The government is aware of the request from EDC and no decision has been made, Finance department spokesman Jack Aubry said in an e-mail.
John McCallum, spokesman for the opposition Liberal Party on economic issues, said there is a “strong case” to extend the temporary mandate.
“I’m not sure you want to make it permanent, but at least while the economy is weak and access to capital is a big issue, it would make sense to extend that,” McCallum said in a telephone interview.
The Ottawa-based EDC shouldn’t compete with private lenders, said Maura Drew-Lytle, a spokesman for the Canadian Bankers Association, a Toronto-based lobbying organization that represents all the country’s major banks.
“We would want to ensure that EDC continues to lend on a complementary and partnership basis rather than as competitors to the banks and that their focus remained export-oriented,” Drew-Lytle said in an e-mailed statement. “We haven’t seen what EDC is proposing and would have to look at it very closely.”
Siegel said the agency’s objective would be “maximizing bank participation”, not trying to take business away from lenders. “We’re not there to compete with the banks, we’re actually there to help the banks,” he said.
Siegel cited EDC’s decision last year to help refinance debt of New Flyer Industries Inc., a Winnipeg, Manitoba-based bus maker, and its support of Clearwater Seafoods Income Fund, a Halifax, Nova Scotia-based seafood producer.
EDC’s request for a broader mandate comes amid growing concern the global recovery is stalling. Canada’s trade deficit unexpectedly widened to C$1.1 billion in June from a revised C$695 million gap in May, Statistics Canada said Aug. 11 in Ottawa. The U.S. Federal Reserve said Aug. 10 the recovery is weakening.
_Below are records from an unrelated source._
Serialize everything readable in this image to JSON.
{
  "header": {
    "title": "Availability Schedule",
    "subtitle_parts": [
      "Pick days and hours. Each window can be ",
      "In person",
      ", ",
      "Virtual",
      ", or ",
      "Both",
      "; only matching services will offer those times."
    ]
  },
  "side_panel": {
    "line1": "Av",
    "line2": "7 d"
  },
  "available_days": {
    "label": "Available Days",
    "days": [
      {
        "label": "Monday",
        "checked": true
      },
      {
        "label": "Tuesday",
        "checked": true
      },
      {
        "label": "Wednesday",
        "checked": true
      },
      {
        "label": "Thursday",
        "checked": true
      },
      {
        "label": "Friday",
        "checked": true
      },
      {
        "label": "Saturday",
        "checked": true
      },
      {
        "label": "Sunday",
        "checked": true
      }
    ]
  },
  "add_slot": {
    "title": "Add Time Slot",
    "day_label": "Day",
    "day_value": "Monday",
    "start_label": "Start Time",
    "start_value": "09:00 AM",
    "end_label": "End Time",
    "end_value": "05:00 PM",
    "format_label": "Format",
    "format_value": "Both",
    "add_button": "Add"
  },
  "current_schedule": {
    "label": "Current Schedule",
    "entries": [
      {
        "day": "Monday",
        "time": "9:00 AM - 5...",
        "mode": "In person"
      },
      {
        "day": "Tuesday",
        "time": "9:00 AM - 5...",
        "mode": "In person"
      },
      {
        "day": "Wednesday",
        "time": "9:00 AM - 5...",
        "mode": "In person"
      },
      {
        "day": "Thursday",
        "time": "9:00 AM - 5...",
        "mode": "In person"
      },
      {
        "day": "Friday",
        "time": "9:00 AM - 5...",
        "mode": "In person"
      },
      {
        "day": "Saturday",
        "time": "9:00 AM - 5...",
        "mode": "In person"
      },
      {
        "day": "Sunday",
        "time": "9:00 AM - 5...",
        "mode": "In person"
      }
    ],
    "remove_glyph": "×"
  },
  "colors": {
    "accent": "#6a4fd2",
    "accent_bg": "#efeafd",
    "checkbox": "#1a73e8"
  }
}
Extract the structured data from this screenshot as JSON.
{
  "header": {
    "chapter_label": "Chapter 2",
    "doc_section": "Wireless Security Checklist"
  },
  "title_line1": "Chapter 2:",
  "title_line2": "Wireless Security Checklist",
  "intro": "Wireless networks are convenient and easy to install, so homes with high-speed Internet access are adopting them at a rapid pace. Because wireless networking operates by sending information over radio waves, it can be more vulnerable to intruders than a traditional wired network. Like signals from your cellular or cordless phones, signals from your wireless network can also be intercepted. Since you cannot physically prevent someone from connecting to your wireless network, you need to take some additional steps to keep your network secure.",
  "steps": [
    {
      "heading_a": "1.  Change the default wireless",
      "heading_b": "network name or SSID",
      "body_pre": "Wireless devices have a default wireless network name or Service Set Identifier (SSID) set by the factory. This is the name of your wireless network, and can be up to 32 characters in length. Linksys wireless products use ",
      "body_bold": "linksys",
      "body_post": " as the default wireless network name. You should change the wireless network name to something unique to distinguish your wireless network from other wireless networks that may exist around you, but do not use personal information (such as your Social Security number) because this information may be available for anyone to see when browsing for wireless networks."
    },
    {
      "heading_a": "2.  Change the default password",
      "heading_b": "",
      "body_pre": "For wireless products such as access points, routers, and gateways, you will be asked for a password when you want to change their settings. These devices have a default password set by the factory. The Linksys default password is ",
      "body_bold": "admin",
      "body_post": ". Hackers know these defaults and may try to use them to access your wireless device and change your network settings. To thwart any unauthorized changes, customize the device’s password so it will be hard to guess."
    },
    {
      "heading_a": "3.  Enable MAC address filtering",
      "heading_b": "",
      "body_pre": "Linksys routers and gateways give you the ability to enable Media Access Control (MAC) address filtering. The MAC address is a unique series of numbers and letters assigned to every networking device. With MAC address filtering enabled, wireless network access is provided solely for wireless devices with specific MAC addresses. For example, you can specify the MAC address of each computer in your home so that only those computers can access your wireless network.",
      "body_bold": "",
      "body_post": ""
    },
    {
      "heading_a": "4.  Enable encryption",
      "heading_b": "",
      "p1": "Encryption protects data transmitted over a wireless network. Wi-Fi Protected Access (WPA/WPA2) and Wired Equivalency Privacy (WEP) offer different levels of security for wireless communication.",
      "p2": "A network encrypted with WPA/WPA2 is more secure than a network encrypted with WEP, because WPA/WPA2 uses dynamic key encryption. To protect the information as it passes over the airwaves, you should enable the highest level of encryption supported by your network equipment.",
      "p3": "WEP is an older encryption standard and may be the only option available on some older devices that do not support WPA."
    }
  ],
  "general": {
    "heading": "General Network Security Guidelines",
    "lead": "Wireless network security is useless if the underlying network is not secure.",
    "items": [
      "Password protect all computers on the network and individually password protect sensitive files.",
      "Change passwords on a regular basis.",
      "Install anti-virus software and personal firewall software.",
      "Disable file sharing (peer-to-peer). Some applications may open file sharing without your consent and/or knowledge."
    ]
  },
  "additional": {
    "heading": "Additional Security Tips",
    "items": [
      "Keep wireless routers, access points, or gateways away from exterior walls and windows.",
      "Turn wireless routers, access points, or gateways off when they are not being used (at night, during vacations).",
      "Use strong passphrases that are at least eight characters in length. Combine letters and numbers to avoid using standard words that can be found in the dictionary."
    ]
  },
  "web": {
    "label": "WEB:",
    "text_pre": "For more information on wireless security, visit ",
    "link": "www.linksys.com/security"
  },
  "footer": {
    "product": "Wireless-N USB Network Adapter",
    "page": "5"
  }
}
Concern about a slowdown has prompted opposition parties and provincial leaders to question whether the government may need to consider a new stimulus package. Liberal leader Michael Ignatieff said July 30 in a Bloomberg interview that it’s too early to “shut the door” on additional stimulus as new spending measures may be needed to fuel the recovery.
The government this year wound up most of its extraordinary financing measures aimed at reviving the economy, including programs to purchase mortgages and car loans, and guarantee debt issued by banks and insurers.
EDC’s business financing volume, a measure that includes insurance coverage, will probably decline this year to about C$82 billion to C$83 billion, from C$85 billion last year and C$87 billion in 2008, Siegel said.
Siegel also said he expects his agency will play a “very major role” in financing purchases of Bombardier Inc.’s CSeries jet.
The CSeries is due to enter service in 2013, competing in a narrow-body jet market that Boeing estimates will reach $1.68 trillion in the next 20 years. “It’s very much on our planning to be there,” Siegel said.
Siegel, who expects EDC could be looking at loan signings of as much as C$2 billion annually for the CSeries, said any support should be done at market rates. “Support should not be done on a subsidized basis,” Siegel said. “It should be done reflecting the risks and with an adequate return on those risks going forward.”
To contact the reporter on this story: Theophilos Argitis in Ottawa at firstname.lastname@example.org.